Updated October 2010
The National Assembly elections that were held in late 1998 followed on a period of political instability, violence and military mutinies beginning in December 1995 that was brought to an end by the signing of a National Reconciliation Pact in March 1998 (Engelbert 2008, 223; Mehler 1999, 207; IPU 1999). "In April 1998, the United Nations deployed a peacekeeping force (MINURCA) for security reasons and to ensure the smooth running of general elections" (IPU 1999). The elections were conducted in 109 single member constituencies by an absolute majority (Mehler 1999, 209; IPU 1999). They were originally scheduled for 20 September and 11 October 1998, but were postponed to 22 November and 13 December 1998, after the National Assembly extended its mandate by three months, because of logistical and financial difficulties (IPU 1999; Fandos-Rius 2010).

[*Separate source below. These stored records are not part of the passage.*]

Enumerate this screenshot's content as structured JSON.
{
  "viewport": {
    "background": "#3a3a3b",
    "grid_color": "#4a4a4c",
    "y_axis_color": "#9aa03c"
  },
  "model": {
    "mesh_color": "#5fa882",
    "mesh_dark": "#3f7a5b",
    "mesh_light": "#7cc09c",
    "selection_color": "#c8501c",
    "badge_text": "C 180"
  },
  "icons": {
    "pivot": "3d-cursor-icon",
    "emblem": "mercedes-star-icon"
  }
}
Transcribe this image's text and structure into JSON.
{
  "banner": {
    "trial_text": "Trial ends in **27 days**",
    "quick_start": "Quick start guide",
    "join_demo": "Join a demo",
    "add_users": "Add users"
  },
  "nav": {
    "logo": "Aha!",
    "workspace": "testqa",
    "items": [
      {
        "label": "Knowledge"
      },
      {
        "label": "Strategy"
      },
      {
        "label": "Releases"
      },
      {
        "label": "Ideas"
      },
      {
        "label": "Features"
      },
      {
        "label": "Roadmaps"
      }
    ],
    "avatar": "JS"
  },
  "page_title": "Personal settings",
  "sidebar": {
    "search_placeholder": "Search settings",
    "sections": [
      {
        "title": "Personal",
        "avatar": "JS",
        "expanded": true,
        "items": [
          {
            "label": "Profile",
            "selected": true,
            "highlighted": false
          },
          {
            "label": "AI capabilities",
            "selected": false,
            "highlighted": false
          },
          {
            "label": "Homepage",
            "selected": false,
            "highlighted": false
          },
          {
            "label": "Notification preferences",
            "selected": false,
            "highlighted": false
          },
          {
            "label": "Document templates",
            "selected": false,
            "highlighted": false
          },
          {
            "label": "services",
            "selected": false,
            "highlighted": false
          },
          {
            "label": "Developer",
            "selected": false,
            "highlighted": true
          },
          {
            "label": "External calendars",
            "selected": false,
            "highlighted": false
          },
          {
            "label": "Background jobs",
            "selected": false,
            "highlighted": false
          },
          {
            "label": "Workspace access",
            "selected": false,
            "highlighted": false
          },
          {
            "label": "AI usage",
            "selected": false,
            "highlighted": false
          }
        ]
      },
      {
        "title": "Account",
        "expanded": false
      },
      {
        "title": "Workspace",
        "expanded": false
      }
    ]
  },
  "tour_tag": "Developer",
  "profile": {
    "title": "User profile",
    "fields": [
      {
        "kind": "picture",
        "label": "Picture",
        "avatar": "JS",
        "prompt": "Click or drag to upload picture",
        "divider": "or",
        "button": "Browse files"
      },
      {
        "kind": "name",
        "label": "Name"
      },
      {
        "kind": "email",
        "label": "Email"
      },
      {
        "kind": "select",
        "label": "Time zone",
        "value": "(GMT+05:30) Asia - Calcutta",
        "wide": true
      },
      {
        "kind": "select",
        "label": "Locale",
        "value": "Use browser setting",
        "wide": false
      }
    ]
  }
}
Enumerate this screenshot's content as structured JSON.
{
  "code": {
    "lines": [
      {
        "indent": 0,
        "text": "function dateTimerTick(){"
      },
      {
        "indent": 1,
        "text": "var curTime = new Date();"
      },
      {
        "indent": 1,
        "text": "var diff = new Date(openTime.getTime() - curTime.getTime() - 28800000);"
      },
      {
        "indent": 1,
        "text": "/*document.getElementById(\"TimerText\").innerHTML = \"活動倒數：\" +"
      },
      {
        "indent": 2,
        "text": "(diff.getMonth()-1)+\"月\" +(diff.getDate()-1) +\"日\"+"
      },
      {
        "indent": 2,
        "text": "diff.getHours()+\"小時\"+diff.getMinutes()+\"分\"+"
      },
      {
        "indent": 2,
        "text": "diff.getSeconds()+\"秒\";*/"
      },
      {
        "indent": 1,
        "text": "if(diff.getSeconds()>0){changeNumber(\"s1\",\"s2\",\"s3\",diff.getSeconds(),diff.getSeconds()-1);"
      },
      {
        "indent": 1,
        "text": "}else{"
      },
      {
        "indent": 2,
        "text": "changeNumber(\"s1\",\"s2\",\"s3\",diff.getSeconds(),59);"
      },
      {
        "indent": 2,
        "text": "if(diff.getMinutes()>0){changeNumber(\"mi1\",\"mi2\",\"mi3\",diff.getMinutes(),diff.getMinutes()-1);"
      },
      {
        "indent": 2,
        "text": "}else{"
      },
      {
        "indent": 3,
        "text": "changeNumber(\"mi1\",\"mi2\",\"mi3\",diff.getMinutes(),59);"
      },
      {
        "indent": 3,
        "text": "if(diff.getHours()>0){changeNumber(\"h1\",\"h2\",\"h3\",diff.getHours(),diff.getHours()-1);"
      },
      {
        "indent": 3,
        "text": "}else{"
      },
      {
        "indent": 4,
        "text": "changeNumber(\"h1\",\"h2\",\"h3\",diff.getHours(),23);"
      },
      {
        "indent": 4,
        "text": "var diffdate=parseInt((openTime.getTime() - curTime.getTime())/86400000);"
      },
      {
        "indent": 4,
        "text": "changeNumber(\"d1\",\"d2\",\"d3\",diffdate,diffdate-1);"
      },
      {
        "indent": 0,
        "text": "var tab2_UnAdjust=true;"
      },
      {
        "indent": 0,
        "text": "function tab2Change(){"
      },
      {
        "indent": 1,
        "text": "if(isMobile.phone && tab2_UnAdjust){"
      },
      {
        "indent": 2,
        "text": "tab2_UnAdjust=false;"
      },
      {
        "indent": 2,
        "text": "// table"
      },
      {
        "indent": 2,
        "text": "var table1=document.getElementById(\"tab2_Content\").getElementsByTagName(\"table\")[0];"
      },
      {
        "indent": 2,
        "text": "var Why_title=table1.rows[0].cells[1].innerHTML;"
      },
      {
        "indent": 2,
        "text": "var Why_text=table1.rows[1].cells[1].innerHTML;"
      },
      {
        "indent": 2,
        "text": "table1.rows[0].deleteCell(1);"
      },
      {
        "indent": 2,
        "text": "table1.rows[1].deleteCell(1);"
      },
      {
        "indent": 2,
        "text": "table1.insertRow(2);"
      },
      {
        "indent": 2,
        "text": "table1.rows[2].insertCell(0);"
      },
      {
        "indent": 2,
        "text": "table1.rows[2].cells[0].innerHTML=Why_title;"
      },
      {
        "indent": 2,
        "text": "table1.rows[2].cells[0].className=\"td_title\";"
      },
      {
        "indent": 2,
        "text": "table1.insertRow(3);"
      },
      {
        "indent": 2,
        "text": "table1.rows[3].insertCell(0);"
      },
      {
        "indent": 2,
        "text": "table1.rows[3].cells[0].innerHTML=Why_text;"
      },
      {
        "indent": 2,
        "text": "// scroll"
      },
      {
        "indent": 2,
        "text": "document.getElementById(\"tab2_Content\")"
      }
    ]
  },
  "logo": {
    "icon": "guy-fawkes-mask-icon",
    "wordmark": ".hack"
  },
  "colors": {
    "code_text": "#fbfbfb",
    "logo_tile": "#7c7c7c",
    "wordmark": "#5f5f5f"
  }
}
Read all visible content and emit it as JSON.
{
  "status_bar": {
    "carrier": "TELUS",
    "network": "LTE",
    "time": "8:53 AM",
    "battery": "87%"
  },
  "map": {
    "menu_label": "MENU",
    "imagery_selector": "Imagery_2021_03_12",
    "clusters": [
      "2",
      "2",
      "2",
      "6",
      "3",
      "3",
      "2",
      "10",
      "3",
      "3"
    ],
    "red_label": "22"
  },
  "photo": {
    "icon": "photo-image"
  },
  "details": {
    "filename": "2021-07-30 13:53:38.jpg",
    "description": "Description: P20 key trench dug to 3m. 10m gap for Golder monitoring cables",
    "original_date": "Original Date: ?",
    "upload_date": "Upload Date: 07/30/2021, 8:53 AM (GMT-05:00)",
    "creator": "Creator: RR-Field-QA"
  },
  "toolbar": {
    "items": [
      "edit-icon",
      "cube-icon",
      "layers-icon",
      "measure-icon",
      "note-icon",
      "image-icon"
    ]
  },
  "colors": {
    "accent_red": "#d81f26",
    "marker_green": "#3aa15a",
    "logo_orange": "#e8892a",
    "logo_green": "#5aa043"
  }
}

Voting statistics that could be sourced were incomplete and diverged somewhat from one another. For the first round the following figures were obtained:
|IPU 1999||1 403 952||no data||no data|
|Nunley 2005||1 403 952||no data||no data|
|Mehler 1999, 210||1 471 523||811 869||55.2%|
|Fandos-Rius 2010||1 617 855||792 167||48.96%|
For the second round the only figure supplied is that of Fandos-Rius for total votes cast, 811 869, the same figure as given by Mehler for total votes cast in the first round.
Women won 7, or 6.42%, of the 109 seats in the National Assembly (IPU 1999).
The 29 participating political parties and independents fielded over 800 candidates and the parties were polarised into two main coalitions (Nunley 2005; IPU 1999; Engelbert 2008, 223):
|Union des Forces acquises à la paix||Rassemblement Démocratique Centrafricain (RDC)||20||18.35|
|Mouvement pour la Démocratie et le Développement||8||7.34|
|Front Patriotique pour le Progrès (FPP)||7||6.42|
|Parti Social Démocrate (PSD)||6||5.50|
|Alliance pour la Démocratie et le Progrès (ADP)||5||4.59|
|Parti de l'Unité Nationale (PUN)||3||2.75|
|Forum Démocratique pour la Modernité (FODEM)||2||1.83|
|Forum Civique (FC)||1||0.92|
|Union pour la République (UPR)||1||0.92|
|Mouvance Présidentielle||Mouvement de Libération du Peuple Centrafricain (MLPC)||47||43.12|
|Parti Libéral-Démocrate (PLD)||2||1.83|
Nunley 2005; IPU 1999.
ENGELBERT, P 2008 "The Central African Republic: Recent History" IN Frame, I (ed) Africa South of the Sahara 2008, Routledge.
FANDOS-RIUS, J 2010 "Parliament of the Central African Republic", 31 July [www] http://webs.ono.com/juanfandos/parliament.htm [opens new window] (accessed 12 Oct 2010).
INTERPARLIAMENTARY UNION 1999 (IPU) "Central African Republic - Parliamentary Chamber: Assemblée nationale: Elections held in 1998", [www]http://www.ipu.org/parline-e/reports/arc/2059_93.htm [Opens new window] (accessed 17 Oct 2010).
NUNLEY, AC 2005 "Central African Republic" IN African Elections Database, [www] http://africanelections.tripod.com/cf.html [opens new window] (accessed 7 Oct 2010).
MEHLER, A 1999 "Central African Republic" IN Nohlen, D, Krennerich, M & Thibaut, B (eds) Elections in Africa: A Data Handbook, Oxford Publishers.